Former Gov. John Kitzhaber and the state ethics commission agreed: He did not intend to break Oregon’s ethics laws.
But to quote a Latin maxim, “Ignorance of the law excuses no one.” And that is where Kitzhaber and the ethics commission disagree.
Kitzhaber may not have intended to use his official position to financially benefit himself or his fiancée, Cylvia Hayes. But he did too little to prevent conflicts of interest – real or perceived. The Oregon Government Ethics Commission voted unanimously to accept 10 preliminary findings that he committed ethics violations.
Three years after Kitzhaber resigned as governor amid the ethics turmoil, other federal and state investigations have ended without charges. Instead, the controversy has come down to these 10 alleged civil violations. And even a commission investigator squirmed over one – whether Kitzhaber unwittingly benefitted from frequent flier upgrades.

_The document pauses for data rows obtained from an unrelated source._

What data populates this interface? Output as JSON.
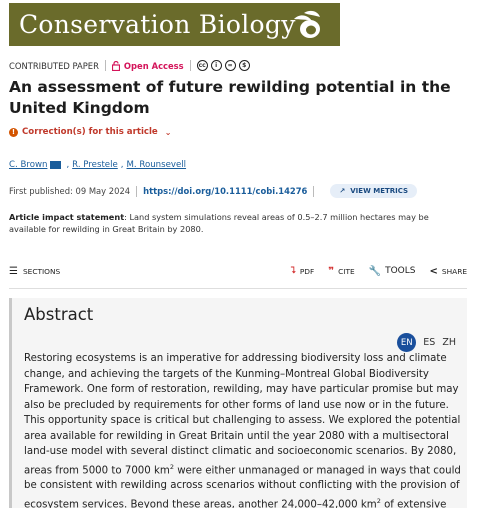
{
  "journal": {
    "name": "Conservation Biology",
    "logo_icon": "bird-logo-icon",
    "banner_color": "#6a6b2b"
  },
  "article_meta": {
    "type": "CONTRIBUTED PAPER",
    "access": "Open Access",
    "license_icons": [
      "cc-icon",
      "by-icon",
      "nd-icon",
      "nc-icon"
    ]
  },
  "title": "An assessment of future rewilding potential in the United Kingdom",
  "correction": {
    "label": "Correction(s) for this article"
  },
  "authors": [
    "C. Brown",
    "R. Prestele",
    "M. Rounsevell"
  ],
  "publication": {
    "first_published_label": "First published: 09 May 2024",
    "doi": "https://doi.org/10.1111/cobi.14276",
    "metrics_button": "VIEW METRICS"
  },
  "impact": {
    "label": "Article impact statement",
    "text": ": Land system simulations reveal areas of 0.5–2.7 million hectares may be available for rewilding in Great Britain by 2080."
  },
  "toolbar": {
    "sections": "SECTIONS",
    "pdf": "PDF",
    "cite": "CITE",
    "tools": "TOOLS",
    "share": "SHARE"
  },
  "abstract": {
    "heading": "Abstract",
    "languages": [
      "EN",
      "ES",
      "ZH"
    ],
    "text_part1": "Restoring ecosystems is an imperative for addressing biodiversity loss and climate change, and achieving the targets of the Kunming–Montreal Global Biodiversity Framework. One form of restoration, rewilding, may have particular promise but may also be precluded by requirements for other forms of land use now or in the future. This opportunity space is critical but challenging to assess. We explored the potential area available for rewilding in Great Britain until the year 2080 with a multisectoral land-use model with several distinct climatic and socioeconomic scenarios. By 2080, areas from 5000 to 7000 km",
    "sup1": "2",
    "text_part2": " were either unmanaged or managed in ways that could be consistent with rewilding across scenarios without conflicting with the provision of ecosystem services. Beyond these areas, another 24,000–42,000 km",
    "sup2": "2",
    "text_part3": " of extensive upland"
  }
}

Most of the allegations revolve around Hayes’ unique position. This likely was the first time a first lady served as an official policy adviser to her partner, the Oregon governor. At the same time, she continued her private consulting work, often on the same issues as Kitzhaber was pursuing.
She erred by intertwining her roles. He erred by allowing that to happen, as he conceded to the ethics commission.
Kitzhaber’s contrition is belated but welcome. Still, he doesn’t seem to fully “get it.” Like many powerful people, he has fallen into the trough of certitude, believing his integrity invincible.
“I have withstood the scrutiny of eight elections and 26 years in public office and this is the first time that my integrity has ever been questioned,” he told the ethics commission. “I have certainly made my share of mistakes but using my office for the purpose of obtaining financial gain or avoiding financial detriment is not one of them.”
In the previous century, such certitude undermined another well-known Oregon politician – former governor and then-Sen. Mark O. Hatfield. He, too, initially treated allegations of ethical missteps – ones involving his wife’s business, his family finances and his acceptance of gifts – as unwarranted assaults on his character. He, too, later recognized his lapses in judgment and sought to make amends.
The Kitzhaber and Hatfield cases are not parallel in facts and magnitudes but in the mistaken faith in one’s ethical infallibility.
Kitzhaber’s transgression was not what he did. It was what he didn’t do: Establish and protect strong ethical walls separating his fiancée’s public and private roles.
That failure cost him his governorship.